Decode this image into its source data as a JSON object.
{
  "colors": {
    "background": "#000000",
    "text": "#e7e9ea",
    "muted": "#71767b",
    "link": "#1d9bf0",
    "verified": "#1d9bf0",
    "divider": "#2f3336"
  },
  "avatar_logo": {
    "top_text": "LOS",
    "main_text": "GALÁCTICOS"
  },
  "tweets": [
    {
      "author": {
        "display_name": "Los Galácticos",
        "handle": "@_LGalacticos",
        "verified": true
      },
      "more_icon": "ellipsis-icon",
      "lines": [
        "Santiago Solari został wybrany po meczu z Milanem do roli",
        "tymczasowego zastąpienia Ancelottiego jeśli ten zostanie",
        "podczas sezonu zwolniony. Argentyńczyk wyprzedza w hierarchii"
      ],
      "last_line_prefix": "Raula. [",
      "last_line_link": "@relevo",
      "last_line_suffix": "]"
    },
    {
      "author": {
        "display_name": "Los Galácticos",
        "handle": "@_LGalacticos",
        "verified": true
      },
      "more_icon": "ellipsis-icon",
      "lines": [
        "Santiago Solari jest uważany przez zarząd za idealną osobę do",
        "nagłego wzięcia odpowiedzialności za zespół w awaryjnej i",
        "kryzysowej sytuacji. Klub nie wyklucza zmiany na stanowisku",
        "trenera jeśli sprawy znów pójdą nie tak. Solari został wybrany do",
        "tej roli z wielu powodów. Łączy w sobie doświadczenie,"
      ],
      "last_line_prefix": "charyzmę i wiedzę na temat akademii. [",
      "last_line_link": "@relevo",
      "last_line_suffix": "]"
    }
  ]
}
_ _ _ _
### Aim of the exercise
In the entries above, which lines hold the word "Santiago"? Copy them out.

### Answer area
        "Santiago Solari został wybrany po meczu z Milanem do roli",
        "Santiago Solari jest uważany przez zarząd za idealną osobę do",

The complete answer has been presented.